Anderson County High School’s site based decision making council reversed course Monday by banning students from wearing pajama pants just weeks after allowing them.
Principal Chris Glass made the motion, which was seconded by history teacher Corey Sayre and approved unanimously by the council.
The council also banned students from wearing scrubs, with the exception of those who need to wear them for work- or study-related purposes, but kept changes to the dress code that allows yoga and stretch pants.
The decision followed a series of negative comments from the small audience of residents, parents and teachers.
“I think it’s offensive,” said resident Victor Brown, adding that children should put clothes on before they leave the house.
“It shows a lack of respect,” he said.
A teacher added that faculty members “felt mislead,” because a staff survey that preceded the decision never mentioned pajama pants.
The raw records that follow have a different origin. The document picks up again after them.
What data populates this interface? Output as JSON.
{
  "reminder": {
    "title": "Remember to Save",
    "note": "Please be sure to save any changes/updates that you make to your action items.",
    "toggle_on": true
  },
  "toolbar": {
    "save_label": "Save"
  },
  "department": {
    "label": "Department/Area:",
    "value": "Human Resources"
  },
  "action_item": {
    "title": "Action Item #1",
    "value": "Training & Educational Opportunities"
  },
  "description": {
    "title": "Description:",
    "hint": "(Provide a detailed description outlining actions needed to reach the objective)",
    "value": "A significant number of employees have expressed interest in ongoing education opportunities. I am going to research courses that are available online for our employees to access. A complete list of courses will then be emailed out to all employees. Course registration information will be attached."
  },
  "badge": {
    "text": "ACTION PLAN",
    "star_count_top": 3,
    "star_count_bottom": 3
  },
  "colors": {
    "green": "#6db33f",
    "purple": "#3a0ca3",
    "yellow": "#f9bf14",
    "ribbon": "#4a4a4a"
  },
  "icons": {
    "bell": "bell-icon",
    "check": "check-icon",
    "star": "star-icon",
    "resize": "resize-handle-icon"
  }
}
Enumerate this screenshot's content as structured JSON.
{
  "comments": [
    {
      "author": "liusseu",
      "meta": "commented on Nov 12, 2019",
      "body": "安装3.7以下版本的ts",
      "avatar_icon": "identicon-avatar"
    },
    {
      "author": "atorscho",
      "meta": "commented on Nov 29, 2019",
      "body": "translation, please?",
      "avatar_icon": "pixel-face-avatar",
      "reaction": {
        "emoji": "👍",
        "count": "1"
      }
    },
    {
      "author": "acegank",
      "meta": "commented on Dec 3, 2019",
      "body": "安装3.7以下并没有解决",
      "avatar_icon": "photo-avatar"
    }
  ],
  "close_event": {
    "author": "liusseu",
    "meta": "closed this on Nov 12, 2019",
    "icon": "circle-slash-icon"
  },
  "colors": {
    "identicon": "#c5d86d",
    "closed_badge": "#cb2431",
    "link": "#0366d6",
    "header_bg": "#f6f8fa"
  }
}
A parent questioned allowing yoga and other tight-fitting pants, saying teenage boys with their “hormones raging” are going to look at girls wearing those types of pants.
Sayre and Glass initially defended the decision to allow pajama pants on a trial basis before voting to ban them.
“I don’t think it was put out there very well,” said Glass, adding that only “three to five” students wore them each day.
Sayre said repeatedly the conversation that preceded the decision to allow pajama pants on a trial basis lasted “only 30 seconds” before later admitting to the audience that it was indeed longer and that he was using the length of the discussion as “hyperbole.”
The decision to allow pajama pants drew attention to the district statewide and nationally, including a story that appeared on the website for Seventeen magazine, which lauded the decision.
Council members said they were surprised at the response and insisted they weren’t trying to promote the issue. Instead, they said they were trying to allow students to be more comfortable in hopes that attendance rates would improve.
“This is not a pajama bottom conspiracy,” Sayre said. “We are not the pajama bottom illuminati spreading flannel around the world.”
“It’s not like I have a poster in my classroom saying please wear pajama pants,” added teacher Lauren Vasser.
Parent representative Kathy Lilly said it was a shame that the issue was reported as allowing students to wear pajama pants, adding that if it had been reported as “flannel” pants, it wouldn’t have been such an issue.
Glass also addressed a question about how many students were being singled out for violating changes to the dress code. He said on the first day 40 to 45 students were out of compliance, followed by 14 on days two and three. Now, he said, there are just a few each day, which is normal.
Along with the ban, the council also loosened up the requirement for the shirts that have to be worn by students wearing yoga and stretch pants. While the shirts must still cover students from the front and back, they can now be cut up the sides.
Glass also responded to a question from a parent who asked about what she called a recent “drug raid” in the school.
Glass said there was no raid. He said the school routinely invites in law enforcement and K-9 units to sweep the school for drugs, and that drugs are sometimes found.
“We don’t want them in our school,” Glass said.
By Ben Carlson
The Anderson News